* Exercise details: Using the data below, copy out all lines with the word "title".

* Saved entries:
_ _ _

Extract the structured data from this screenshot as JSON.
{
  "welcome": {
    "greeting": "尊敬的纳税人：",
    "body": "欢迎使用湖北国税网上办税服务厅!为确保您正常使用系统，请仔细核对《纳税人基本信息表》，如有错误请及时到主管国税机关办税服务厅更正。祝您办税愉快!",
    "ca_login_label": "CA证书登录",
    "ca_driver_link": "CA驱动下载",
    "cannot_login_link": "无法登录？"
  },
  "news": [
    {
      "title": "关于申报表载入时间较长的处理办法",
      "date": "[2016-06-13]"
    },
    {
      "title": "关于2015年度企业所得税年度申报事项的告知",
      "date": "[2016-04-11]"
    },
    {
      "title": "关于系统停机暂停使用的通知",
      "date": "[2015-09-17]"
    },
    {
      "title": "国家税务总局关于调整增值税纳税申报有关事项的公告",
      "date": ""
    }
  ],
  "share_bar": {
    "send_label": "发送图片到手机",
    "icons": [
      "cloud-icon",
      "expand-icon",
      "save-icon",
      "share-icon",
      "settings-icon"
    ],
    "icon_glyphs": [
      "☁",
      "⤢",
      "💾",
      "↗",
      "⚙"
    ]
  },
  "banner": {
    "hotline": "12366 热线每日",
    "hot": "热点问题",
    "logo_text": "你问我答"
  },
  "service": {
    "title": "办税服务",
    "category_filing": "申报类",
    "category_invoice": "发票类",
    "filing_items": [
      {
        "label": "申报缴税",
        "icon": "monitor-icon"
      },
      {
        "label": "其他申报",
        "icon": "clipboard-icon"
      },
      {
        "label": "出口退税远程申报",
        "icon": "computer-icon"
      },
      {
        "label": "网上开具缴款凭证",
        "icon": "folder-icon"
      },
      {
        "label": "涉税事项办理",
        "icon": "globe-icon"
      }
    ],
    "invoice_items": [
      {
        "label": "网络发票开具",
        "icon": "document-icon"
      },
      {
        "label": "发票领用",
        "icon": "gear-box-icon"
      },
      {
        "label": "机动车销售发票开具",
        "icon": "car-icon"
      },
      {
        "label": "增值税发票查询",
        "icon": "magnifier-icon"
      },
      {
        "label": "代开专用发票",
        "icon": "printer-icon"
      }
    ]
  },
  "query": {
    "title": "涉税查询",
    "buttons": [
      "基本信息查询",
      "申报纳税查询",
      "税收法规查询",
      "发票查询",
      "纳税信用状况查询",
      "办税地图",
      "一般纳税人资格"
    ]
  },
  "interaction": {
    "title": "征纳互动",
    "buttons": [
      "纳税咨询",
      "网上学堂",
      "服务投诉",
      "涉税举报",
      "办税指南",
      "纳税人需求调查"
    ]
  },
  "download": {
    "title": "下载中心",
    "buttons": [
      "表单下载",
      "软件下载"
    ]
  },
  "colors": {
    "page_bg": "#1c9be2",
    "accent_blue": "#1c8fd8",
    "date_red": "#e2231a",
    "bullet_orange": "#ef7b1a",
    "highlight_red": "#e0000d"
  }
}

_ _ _

* Reply:
      "title": "关于申报表载入时间较长的处理办法",
      "title": "关于2015年度企业所得税年度申报事项的告知",
      "title": "关于系统停机暂停使用的通知",
      "title": "国家税务总局关于调整增值税纳税申报有关事项的公告",
    "title": "办税服务",
    "title": "涉税查询",
    "title": "征纳互动",
    "title": "下载中心",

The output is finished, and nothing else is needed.